#### PROBLEM:
Leave the pictures out and print, word for word, the lines below from the one with "Extract the structured" through the final line.
-------- DATASET ENTRIES --------
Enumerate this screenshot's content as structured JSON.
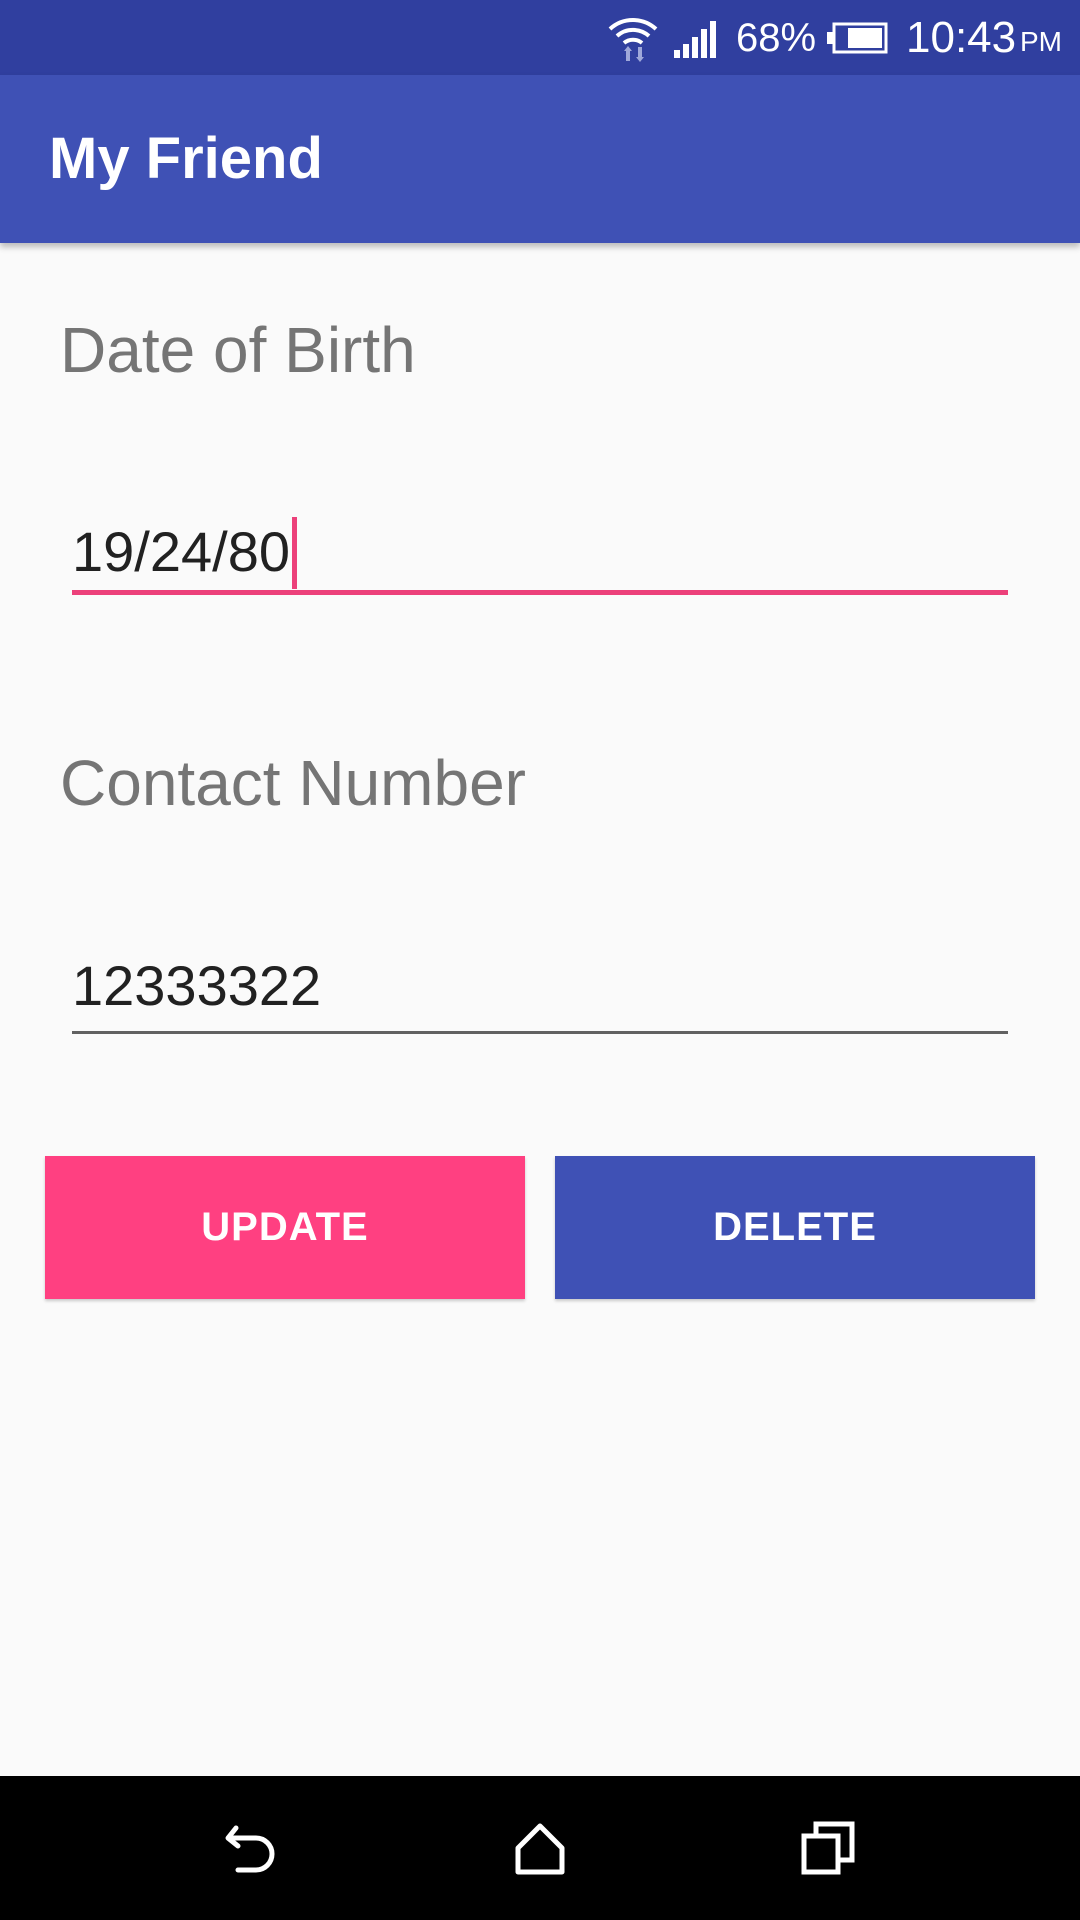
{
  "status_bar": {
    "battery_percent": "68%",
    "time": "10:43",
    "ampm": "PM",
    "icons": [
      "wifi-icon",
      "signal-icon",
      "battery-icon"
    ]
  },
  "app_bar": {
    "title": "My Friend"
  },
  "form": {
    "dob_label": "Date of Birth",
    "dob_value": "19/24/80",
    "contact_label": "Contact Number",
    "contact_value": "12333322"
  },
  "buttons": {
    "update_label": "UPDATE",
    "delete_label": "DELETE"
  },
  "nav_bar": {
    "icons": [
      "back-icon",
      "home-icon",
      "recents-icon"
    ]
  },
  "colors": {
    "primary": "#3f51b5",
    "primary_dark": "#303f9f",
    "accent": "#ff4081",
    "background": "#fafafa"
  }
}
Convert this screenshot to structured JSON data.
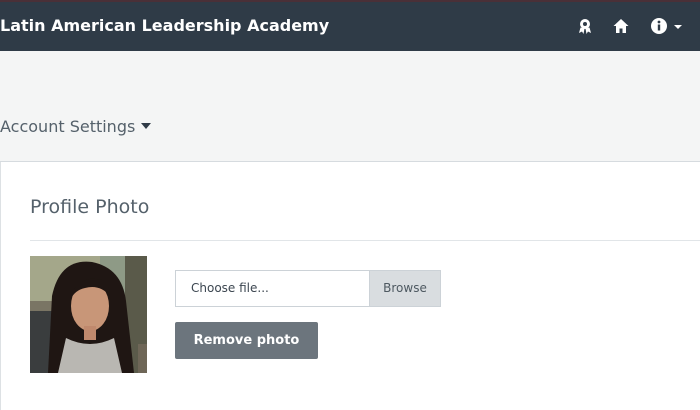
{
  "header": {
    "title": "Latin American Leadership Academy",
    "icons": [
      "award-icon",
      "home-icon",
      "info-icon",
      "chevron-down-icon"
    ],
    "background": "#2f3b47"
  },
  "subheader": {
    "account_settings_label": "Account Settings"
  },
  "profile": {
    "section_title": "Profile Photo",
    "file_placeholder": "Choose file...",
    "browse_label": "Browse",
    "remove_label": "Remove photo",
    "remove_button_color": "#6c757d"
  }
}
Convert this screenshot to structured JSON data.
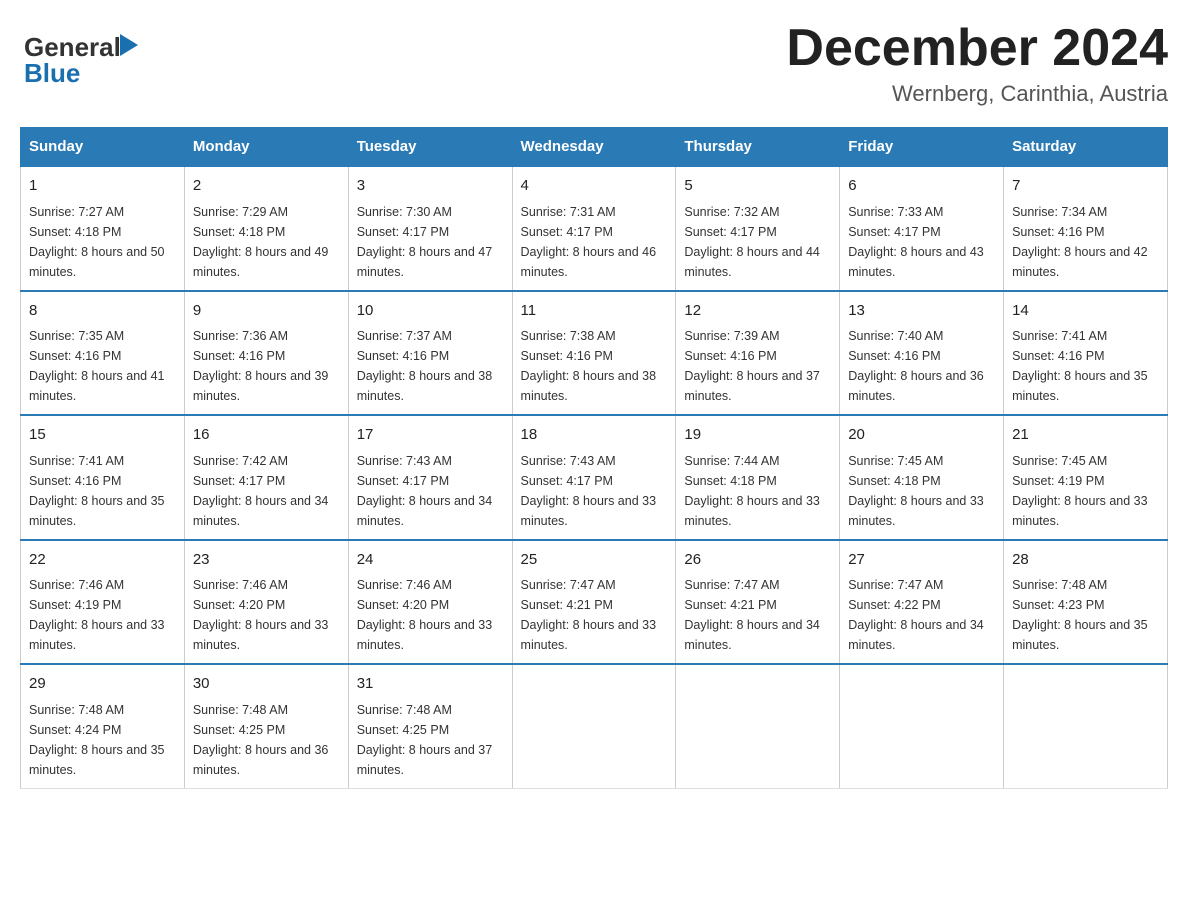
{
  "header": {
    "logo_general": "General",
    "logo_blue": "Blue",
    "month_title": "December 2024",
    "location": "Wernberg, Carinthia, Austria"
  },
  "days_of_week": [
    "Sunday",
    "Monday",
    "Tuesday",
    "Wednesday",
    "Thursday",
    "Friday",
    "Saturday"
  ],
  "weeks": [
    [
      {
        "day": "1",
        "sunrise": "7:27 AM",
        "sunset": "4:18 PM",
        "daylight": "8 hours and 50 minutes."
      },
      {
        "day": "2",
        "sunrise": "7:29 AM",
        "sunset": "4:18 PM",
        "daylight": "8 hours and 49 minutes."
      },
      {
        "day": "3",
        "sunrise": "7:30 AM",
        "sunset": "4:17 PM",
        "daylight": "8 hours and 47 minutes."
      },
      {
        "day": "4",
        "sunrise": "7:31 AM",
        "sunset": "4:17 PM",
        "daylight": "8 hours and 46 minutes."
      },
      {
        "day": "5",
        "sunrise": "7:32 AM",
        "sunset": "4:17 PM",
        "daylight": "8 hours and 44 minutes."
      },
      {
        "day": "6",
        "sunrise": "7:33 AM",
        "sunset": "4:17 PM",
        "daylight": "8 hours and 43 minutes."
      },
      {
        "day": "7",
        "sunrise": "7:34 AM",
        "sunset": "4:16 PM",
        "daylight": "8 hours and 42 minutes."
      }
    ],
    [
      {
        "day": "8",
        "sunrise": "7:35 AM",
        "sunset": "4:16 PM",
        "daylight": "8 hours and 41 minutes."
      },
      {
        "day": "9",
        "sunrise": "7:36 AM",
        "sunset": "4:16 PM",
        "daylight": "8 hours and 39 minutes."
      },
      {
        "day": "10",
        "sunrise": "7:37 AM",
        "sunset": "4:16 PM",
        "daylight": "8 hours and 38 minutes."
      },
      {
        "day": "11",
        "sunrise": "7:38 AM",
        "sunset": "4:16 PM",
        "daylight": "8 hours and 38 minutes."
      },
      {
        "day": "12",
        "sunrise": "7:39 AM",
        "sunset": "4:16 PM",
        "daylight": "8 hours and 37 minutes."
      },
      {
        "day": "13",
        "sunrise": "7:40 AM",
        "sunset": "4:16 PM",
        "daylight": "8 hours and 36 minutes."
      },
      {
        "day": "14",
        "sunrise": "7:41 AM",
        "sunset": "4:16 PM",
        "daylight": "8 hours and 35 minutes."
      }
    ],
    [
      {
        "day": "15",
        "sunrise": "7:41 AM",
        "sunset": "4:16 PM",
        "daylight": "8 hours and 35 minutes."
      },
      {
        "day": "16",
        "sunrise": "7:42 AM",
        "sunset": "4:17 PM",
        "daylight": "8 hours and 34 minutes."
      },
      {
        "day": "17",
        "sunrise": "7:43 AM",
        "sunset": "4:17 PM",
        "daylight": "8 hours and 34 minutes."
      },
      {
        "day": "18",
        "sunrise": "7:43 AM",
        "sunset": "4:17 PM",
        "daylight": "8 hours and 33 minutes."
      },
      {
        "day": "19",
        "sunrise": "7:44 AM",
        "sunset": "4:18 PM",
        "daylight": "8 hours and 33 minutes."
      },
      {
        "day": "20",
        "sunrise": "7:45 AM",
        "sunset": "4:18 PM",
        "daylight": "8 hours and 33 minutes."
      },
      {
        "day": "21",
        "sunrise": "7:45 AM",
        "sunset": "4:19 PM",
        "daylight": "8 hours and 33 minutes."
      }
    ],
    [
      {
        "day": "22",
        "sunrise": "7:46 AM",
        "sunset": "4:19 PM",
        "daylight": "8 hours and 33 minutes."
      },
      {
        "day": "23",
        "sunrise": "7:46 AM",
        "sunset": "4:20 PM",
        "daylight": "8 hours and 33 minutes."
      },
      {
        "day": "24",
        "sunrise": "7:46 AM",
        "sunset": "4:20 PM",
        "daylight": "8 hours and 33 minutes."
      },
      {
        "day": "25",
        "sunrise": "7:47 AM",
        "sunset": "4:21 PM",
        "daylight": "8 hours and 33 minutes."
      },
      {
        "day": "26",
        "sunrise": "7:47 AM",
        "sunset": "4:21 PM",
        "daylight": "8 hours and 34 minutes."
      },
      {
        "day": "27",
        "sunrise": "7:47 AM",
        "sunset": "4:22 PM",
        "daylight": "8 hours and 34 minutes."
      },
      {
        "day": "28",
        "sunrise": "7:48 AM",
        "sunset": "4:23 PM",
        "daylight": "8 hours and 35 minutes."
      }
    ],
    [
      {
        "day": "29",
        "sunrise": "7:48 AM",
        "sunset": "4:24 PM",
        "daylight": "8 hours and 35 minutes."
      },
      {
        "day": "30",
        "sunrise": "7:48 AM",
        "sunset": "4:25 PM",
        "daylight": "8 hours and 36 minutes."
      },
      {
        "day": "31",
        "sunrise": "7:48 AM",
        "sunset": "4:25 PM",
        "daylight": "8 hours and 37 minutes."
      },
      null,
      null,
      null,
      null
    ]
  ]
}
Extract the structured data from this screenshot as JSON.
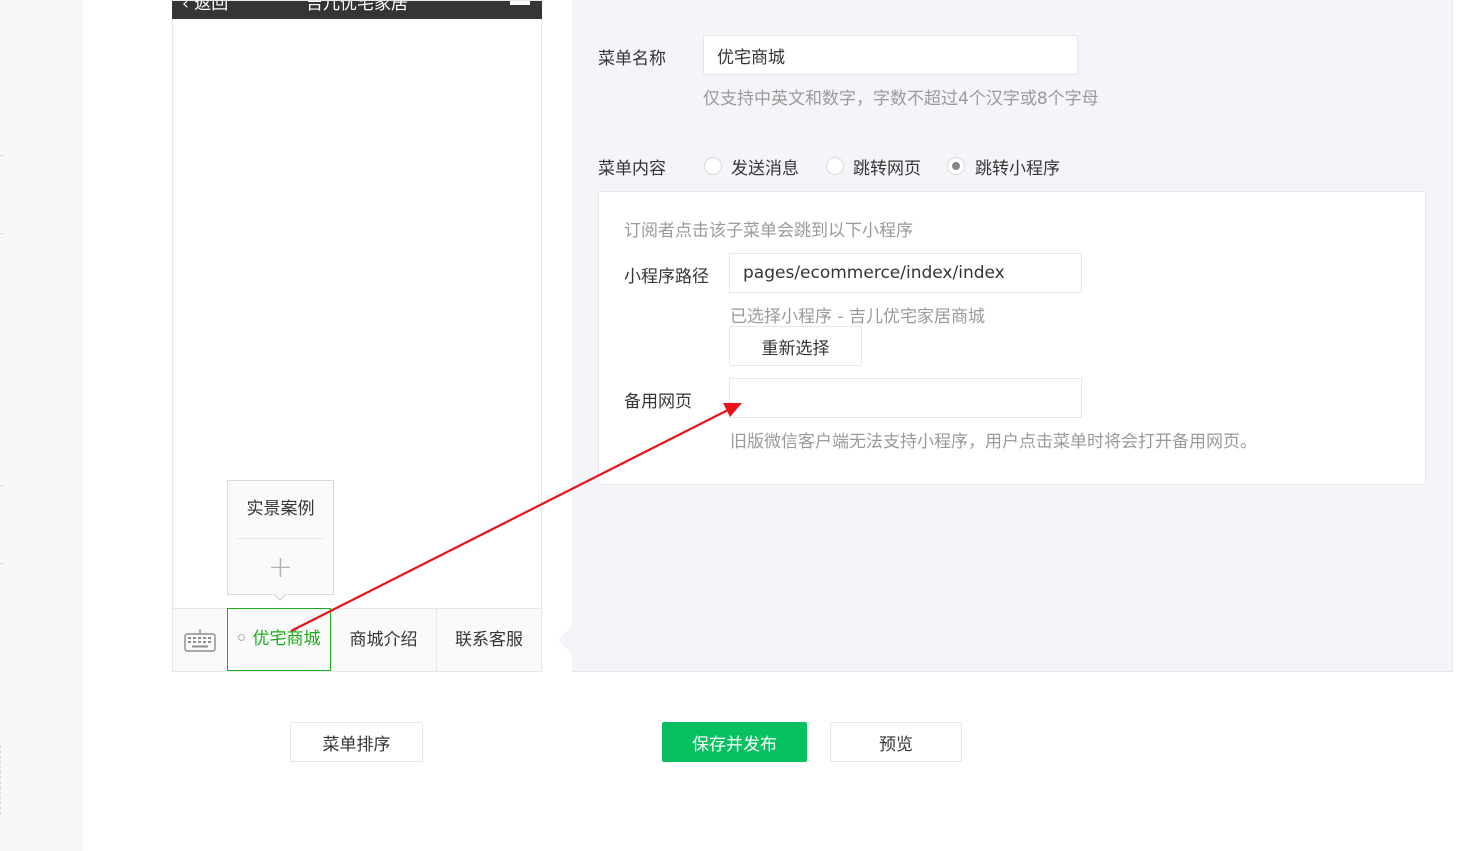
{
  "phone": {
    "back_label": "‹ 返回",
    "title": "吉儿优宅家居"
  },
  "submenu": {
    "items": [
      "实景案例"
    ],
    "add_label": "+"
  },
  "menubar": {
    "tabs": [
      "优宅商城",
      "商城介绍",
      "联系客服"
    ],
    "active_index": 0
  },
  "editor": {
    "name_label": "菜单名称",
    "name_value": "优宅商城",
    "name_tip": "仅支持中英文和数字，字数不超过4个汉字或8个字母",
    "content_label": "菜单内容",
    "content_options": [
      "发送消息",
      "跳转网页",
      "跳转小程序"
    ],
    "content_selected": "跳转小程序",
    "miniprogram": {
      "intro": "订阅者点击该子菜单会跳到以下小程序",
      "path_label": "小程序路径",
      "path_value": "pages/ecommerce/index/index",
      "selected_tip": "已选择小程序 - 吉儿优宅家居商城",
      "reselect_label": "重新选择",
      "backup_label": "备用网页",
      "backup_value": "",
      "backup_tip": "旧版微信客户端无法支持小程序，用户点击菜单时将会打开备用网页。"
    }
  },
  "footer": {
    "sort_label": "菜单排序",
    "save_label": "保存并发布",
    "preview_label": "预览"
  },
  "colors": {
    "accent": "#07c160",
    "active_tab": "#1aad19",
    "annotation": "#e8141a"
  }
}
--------
#### RESULT OF THIS TASK:
Extract the structured data from this screenshot as JSON.
{
  "phone": {
    "back_label": "‹ 返回",
    "title": "吉儿优宅家居"
  },
  "submenu": {
    "items": [
      "实景案例"
    ],
    "add_label": "+"
  },
  "menubar": {
    "tabs": [
      "优宅商城",
      "商城介绍",
      "联系客服"
    ],
    "active_index": 0
  },
  "editor": {
    "name_label": "菜单名称",
    "name_value": "优宅商城",
    "name_tip": "仅支持中英文和数字，字数不超过4个汉字或8个字母",
    "content_label": "菜单内容",
    "content_options": [
      "发送消息",
      "跳转网页",
      "跳转小程序"
    ],
    "content_selected": "跳转小程序",
    "miniprogram": {
      "intro": "订阅者点击该子菜单会跳到以下小程序",
      "path_label": "小程序路径",
      "path_value": "pages/ecommerce/index/index",
      "selected_tip": "已选择小程序 - 吉儿优宅家居商城",
      "reselect_label": "重新选择",
      "backup_label": "备用网页",
      "backup_value": "",
      "backup_tip": "旧版微信客户端无法支持小程序，用户点击菜单时将会打开备用网页。"
    }
  },
  "footer": {
    "sort_label": "菜单排序",
    "save_label": "保存并发布",
    "preview_label": "预览"
  },
  "colors": {
    "accent": "#07c160",
    "active_tab": "#1aad19",
    "annotation": "#e8141a"
  }
}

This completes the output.